- Literary Hook: A holiday tradition: ‘This Thanksgiving, Remember’
- Cold snap does not negate global warming
- Week 13 NFL picks: Bears will hand Lions another Turkey Day loss
- Rockford’s holiday tradition Stroll on State set for Saturday, Nov. 29
- Webb’s RVC Studio winter full of love stories
- Tube Talk: ‘American Masters: Bing Crosby Rediscovered’ to be featured on PBS
- Craft Beer Scene Around Rockford: A nice break-in beer for those who want to try bourbon barrel-aged beer
- Tales from the Trough: IceHogs rebound with four straight wins
- Clean water groups, small business owners, community leaders celebrate Clean Water Act
- Police investigate death of 71-year-old man who was struck in October while riding in his wheelchair
Meet John Doe: Online voter registration is a bad idea
By Paul Gorski
This week’s Meet John Doe is in response to a resident’s question, “What do you think of online, electronic voter registration?”
Voter registration is the process of confirming one’s eligibility to vote in a particular community. Online voter registration, not to be confused with online voting, is a bad, really bad idea.
First and foremost, our votes lead to all else that happens in government. Who gets elected, who doesn’t get elected, what initiatives get passed, what staff members ultimately get hired to service our customer service questions, and more.
Our vote is at the headwaters of our political “rivers,” so let’s keep those rivers clean. The least we can do is confirm, in person, that a potential voter is 1) alive and 2) who he/she says they are and live where they say they live.
In today’s age of identity theft, duplicated Social Security numbers, and stolen credit card numbers, I’m not sure the government can adequately protect against online voter registration fraud.
Secondly, there is a very practical reason for requiring in-person voter registration. When a candidate circulates petitions to get listed on the ballot, the candidate is required to get the real signatures of qualified registered voters.
The ultimate test of whether a voter’s signature on the petition is valid is to compare that signature against the original voter registration card signed by the resident. Without a truly original signature sample, none of these digital trackpad smears, there’s a greater opportunity for fraud.
I’ve been writing a series of computer safety articles under my “Tech-Friendly” headline lately; let’s be safe and avoid online voter registration.

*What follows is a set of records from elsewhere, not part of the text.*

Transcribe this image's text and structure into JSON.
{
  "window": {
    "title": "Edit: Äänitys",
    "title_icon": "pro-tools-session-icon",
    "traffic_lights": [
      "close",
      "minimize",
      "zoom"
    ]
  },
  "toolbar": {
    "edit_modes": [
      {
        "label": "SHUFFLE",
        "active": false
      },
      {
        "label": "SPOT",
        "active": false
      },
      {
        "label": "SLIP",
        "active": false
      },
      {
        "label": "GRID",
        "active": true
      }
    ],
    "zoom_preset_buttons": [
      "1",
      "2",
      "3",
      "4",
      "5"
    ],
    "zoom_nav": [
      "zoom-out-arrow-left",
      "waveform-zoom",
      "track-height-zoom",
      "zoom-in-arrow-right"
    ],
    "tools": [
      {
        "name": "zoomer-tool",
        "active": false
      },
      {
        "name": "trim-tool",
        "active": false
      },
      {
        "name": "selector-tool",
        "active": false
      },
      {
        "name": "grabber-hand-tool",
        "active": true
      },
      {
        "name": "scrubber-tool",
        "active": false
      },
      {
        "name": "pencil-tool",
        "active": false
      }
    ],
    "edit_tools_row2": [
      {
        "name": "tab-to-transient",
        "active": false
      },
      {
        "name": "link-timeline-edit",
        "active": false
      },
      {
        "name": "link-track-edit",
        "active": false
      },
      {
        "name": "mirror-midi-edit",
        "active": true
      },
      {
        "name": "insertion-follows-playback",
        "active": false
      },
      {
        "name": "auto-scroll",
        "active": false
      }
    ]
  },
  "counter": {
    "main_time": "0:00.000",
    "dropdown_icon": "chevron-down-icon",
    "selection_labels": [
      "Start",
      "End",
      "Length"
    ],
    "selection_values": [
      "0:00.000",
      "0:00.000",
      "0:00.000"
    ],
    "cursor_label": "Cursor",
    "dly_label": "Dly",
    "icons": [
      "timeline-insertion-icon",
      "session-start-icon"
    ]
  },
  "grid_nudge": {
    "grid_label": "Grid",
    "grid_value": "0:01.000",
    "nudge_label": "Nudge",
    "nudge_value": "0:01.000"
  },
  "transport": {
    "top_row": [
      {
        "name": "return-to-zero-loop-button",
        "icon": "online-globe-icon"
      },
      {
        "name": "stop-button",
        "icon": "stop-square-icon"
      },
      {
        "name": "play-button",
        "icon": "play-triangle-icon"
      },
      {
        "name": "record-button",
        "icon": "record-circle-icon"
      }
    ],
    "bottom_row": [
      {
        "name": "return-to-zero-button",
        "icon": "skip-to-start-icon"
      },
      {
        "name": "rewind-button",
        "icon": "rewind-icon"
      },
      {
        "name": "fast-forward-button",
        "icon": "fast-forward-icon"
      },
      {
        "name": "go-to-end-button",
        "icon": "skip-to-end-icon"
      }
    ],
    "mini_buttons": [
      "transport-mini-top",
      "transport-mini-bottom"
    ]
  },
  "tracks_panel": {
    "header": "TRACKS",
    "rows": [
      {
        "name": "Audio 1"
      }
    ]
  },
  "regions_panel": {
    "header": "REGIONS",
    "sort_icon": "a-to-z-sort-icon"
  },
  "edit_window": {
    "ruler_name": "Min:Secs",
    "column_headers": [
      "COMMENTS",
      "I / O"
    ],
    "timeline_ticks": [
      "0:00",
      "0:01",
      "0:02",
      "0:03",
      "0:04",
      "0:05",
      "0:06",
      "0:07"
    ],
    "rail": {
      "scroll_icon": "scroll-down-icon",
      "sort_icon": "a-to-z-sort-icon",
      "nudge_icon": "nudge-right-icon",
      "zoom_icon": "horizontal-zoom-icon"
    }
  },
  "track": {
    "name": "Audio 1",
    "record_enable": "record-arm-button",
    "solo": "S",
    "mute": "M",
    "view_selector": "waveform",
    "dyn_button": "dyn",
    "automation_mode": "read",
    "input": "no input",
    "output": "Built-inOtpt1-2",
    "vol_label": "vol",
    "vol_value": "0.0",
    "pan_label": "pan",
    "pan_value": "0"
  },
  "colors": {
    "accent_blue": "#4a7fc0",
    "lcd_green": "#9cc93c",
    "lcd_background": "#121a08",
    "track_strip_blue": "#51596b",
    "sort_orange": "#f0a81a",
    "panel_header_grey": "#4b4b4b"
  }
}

Paul Gorski (http://www.paulgorski.com) is a Cherry Valley Township resident who also authors the Tech-Friendly column seen in this newspaper.
From the June 26-July 2, 2013, issue